The number of lines with the string "this" in the listing below is all that should be reported.

= Beginning of Section =

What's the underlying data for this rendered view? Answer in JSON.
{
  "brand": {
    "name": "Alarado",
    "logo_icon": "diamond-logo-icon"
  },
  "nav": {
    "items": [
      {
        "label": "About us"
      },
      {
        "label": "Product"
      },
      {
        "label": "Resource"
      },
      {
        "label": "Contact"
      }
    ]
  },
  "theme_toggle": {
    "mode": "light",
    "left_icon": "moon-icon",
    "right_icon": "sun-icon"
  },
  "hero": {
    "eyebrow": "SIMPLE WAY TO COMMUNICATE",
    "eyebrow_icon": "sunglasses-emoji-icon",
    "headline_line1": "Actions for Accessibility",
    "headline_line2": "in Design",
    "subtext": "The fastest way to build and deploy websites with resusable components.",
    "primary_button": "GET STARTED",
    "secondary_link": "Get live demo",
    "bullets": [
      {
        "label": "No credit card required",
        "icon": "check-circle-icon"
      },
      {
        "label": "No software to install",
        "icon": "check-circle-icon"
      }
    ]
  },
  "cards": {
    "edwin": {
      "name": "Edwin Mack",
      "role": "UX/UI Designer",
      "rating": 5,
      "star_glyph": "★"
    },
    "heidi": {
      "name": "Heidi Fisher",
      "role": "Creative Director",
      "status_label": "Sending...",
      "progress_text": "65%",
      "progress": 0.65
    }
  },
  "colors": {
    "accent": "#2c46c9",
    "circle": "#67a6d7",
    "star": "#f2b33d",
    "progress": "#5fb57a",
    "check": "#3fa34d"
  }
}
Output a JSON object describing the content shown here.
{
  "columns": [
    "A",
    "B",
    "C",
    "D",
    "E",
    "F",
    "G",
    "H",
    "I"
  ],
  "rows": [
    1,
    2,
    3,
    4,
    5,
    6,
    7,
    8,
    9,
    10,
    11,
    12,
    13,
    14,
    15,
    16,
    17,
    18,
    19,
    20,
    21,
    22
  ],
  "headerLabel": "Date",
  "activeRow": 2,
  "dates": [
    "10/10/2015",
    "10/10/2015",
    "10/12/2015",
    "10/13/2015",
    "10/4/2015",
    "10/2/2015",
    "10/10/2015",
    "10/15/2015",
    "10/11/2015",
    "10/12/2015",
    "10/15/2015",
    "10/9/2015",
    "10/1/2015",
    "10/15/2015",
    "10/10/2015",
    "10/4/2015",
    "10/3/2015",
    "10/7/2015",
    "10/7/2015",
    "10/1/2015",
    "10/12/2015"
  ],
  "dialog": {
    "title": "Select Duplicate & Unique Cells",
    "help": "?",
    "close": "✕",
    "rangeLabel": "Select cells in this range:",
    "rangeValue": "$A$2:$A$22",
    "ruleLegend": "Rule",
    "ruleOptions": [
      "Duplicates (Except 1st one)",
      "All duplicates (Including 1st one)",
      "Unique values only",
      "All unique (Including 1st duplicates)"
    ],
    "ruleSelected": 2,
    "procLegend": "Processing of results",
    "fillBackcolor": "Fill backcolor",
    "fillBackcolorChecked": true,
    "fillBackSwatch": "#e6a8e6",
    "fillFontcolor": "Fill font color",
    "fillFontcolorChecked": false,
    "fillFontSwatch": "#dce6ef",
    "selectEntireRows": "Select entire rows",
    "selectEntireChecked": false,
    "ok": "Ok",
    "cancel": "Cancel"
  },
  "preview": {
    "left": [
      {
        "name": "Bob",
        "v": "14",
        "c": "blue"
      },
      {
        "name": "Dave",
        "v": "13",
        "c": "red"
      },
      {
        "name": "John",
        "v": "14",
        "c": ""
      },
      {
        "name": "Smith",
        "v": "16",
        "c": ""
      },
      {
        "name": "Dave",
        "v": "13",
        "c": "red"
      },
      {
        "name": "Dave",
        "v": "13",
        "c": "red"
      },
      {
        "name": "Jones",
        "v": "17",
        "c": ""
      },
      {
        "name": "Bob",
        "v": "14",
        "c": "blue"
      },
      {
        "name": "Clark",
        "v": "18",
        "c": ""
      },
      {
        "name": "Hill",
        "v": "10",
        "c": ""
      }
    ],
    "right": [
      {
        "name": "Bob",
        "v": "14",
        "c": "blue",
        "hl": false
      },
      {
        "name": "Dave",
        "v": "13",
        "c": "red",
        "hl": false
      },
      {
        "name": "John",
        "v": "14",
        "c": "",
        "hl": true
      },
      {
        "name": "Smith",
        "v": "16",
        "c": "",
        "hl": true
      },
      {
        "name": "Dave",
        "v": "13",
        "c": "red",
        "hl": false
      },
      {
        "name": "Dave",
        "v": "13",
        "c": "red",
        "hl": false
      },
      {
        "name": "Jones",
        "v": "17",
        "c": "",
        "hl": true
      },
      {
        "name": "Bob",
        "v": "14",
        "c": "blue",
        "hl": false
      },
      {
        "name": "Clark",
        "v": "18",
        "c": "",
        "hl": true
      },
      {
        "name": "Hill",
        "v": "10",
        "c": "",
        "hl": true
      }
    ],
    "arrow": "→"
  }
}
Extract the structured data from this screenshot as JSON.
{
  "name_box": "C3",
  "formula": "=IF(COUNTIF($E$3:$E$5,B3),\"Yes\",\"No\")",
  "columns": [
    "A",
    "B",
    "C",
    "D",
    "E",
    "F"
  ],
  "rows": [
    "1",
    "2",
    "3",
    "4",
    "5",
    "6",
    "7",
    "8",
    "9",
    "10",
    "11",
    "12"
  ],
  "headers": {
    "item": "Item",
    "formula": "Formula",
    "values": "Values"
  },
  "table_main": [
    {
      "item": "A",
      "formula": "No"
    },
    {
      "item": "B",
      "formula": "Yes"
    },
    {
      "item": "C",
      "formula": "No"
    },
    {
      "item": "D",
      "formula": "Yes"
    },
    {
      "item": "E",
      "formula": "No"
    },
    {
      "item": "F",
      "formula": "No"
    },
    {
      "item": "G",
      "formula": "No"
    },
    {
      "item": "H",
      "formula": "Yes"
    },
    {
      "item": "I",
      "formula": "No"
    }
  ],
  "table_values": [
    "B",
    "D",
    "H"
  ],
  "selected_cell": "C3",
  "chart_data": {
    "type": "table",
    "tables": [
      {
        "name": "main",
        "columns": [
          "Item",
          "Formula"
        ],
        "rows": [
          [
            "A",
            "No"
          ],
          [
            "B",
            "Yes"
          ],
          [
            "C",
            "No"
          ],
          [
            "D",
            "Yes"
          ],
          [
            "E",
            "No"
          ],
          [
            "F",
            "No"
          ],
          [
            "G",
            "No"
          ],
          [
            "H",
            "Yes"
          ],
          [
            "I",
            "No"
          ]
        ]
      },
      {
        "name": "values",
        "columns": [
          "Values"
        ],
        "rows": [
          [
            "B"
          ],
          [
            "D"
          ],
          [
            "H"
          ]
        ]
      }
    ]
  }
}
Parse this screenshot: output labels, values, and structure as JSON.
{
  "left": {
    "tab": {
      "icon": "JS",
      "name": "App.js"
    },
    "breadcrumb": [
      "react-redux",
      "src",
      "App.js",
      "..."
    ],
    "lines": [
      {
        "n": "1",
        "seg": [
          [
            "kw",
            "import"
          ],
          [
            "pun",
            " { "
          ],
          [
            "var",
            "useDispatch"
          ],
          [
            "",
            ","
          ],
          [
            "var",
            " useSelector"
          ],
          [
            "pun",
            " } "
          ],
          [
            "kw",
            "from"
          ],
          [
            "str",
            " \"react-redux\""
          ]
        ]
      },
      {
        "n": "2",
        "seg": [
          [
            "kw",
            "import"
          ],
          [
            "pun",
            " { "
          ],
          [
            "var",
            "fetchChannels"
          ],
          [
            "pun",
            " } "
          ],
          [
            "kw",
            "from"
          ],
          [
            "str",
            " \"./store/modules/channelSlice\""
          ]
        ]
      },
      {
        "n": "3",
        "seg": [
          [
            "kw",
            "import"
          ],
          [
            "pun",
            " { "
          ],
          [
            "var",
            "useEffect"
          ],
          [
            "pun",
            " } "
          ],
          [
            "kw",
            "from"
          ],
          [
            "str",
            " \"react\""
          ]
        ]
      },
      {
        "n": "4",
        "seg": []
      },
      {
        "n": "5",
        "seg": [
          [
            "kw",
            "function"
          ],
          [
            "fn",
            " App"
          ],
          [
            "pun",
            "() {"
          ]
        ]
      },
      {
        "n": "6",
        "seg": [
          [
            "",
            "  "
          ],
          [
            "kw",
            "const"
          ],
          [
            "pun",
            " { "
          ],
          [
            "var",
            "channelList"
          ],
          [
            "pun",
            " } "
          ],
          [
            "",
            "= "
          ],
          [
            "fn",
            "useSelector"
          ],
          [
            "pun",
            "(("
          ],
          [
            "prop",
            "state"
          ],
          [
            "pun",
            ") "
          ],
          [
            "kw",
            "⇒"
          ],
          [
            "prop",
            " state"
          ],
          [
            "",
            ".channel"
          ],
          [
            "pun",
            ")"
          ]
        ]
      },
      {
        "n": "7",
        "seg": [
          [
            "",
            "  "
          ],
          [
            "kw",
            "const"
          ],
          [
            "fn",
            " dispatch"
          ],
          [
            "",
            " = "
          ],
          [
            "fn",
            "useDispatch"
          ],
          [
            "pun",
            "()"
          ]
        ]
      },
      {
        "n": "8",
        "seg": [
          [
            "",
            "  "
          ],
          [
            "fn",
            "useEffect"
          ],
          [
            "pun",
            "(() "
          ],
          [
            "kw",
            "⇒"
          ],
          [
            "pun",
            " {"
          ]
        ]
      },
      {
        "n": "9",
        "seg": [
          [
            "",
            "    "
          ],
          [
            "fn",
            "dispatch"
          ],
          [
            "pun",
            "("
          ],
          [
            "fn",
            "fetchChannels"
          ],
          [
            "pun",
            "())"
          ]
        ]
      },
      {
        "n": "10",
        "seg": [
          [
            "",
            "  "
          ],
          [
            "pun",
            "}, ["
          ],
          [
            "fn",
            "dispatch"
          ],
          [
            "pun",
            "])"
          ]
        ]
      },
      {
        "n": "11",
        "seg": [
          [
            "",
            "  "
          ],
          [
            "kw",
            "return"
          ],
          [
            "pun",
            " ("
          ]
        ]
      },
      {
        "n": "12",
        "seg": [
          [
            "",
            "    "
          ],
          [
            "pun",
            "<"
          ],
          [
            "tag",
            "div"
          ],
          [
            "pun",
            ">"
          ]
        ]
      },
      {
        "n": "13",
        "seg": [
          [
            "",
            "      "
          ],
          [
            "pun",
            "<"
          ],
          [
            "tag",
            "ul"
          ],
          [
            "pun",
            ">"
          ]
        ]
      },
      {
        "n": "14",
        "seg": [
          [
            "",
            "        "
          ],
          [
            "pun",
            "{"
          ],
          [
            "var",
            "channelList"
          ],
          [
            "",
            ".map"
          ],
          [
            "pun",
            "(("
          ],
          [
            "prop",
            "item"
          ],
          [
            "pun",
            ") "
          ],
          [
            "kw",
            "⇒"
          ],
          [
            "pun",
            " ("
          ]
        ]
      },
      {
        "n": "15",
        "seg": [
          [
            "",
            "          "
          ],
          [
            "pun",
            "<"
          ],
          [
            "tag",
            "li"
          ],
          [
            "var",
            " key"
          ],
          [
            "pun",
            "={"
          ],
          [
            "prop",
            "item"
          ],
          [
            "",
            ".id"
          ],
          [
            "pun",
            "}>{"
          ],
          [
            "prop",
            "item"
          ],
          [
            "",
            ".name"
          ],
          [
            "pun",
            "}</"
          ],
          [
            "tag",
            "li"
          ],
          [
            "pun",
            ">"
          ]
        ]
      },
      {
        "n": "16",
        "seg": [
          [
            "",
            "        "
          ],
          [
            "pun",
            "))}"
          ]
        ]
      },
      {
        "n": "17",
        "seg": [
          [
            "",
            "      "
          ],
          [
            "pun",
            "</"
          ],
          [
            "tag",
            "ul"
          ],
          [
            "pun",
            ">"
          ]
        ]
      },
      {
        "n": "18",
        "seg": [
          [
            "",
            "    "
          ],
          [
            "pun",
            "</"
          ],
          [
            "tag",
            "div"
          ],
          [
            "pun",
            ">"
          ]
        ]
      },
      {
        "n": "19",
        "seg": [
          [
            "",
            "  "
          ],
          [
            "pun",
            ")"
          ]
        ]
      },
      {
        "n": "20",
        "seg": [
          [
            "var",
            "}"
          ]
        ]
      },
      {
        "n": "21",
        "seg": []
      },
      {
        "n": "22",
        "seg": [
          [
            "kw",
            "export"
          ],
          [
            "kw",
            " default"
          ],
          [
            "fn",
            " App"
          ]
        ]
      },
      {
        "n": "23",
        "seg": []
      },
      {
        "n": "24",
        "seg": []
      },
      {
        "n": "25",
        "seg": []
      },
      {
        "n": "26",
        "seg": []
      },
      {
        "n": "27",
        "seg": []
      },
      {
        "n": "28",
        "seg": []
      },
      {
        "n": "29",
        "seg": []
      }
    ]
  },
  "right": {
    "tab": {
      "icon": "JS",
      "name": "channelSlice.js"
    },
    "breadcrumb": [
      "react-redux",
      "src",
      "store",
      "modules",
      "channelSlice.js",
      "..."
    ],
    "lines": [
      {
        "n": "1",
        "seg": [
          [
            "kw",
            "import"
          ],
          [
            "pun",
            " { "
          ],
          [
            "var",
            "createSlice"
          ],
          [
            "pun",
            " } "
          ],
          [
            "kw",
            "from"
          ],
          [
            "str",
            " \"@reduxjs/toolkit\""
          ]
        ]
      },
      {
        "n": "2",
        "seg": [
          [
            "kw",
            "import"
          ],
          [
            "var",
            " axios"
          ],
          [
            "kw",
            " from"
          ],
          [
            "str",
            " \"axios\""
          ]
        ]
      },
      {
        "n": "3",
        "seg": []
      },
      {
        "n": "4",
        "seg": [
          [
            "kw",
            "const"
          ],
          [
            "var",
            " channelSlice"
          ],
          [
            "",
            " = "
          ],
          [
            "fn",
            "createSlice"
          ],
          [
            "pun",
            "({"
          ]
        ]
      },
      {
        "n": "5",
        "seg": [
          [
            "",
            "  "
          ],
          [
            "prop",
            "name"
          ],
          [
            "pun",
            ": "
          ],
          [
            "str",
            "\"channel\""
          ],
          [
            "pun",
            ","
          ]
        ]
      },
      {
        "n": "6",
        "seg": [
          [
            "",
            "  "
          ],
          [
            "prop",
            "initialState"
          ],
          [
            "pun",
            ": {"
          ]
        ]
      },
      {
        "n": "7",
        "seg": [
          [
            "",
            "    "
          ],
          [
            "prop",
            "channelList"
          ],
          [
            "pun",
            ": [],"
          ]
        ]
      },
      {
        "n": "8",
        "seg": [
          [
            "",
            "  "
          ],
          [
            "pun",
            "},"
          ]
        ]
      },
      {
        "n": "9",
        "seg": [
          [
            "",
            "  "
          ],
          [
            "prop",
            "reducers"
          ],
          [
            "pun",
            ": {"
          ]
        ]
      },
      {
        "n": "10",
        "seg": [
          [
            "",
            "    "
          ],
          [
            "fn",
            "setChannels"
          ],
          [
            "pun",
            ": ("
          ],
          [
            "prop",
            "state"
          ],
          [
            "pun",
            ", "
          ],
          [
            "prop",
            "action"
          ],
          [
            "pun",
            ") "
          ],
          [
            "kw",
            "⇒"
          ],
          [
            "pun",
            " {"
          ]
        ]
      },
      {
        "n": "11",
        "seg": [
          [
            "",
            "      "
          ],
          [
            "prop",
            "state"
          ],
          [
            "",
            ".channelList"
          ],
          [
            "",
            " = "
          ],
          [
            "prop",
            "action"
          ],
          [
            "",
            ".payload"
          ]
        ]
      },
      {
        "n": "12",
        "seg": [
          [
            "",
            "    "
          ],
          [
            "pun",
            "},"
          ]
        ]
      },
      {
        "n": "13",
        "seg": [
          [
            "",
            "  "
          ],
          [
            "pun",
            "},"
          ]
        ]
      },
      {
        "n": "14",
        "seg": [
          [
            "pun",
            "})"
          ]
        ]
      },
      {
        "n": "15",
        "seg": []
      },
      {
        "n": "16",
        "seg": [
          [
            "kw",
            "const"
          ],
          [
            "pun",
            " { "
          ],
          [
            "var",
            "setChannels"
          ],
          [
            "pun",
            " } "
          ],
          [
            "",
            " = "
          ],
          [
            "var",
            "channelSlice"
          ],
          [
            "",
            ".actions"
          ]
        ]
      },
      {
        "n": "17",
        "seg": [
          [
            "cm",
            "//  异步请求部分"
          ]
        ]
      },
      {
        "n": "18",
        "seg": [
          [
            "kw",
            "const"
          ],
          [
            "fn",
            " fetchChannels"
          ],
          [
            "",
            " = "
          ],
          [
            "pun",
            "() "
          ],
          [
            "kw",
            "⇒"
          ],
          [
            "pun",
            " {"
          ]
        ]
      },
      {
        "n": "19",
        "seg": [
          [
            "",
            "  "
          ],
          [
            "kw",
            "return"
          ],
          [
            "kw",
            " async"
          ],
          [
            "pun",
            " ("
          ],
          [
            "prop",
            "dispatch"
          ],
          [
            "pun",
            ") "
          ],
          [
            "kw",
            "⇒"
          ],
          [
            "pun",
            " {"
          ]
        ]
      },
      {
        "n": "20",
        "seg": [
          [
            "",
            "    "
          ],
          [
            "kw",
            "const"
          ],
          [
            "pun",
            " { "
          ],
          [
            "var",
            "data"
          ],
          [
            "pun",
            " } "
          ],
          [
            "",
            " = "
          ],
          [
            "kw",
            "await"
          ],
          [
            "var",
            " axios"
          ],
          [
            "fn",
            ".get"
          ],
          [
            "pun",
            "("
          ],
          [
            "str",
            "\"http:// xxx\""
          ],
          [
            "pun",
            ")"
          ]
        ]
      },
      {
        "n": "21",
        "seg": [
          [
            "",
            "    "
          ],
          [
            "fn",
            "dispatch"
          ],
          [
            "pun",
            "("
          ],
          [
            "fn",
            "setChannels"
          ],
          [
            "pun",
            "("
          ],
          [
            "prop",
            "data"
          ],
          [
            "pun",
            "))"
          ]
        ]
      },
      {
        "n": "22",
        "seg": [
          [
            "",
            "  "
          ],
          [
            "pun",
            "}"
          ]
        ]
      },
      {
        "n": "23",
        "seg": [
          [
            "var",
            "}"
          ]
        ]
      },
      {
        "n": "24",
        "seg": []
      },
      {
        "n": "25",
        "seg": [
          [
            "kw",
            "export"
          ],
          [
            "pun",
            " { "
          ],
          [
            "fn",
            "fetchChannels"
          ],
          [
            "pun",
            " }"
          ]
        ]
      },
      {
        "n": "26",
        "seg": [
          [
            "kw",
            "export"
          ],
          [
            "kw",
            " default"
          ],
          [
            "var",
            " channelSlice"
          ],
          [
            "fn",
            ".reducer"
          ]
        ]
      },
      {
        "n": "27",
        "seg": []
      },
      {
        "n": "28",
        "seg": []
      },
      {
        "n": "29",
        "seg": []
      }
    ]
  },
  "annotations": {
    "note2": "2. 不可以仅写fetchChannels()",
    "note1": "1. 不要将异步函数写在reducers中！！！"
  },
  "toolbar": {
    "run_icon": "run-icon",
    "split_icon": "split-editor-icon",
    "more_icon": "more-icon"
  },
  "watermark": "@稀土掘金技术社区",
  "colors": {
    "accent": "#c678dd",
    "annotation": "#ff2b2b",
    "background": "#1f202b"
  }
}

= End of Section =

Exercise solution -
4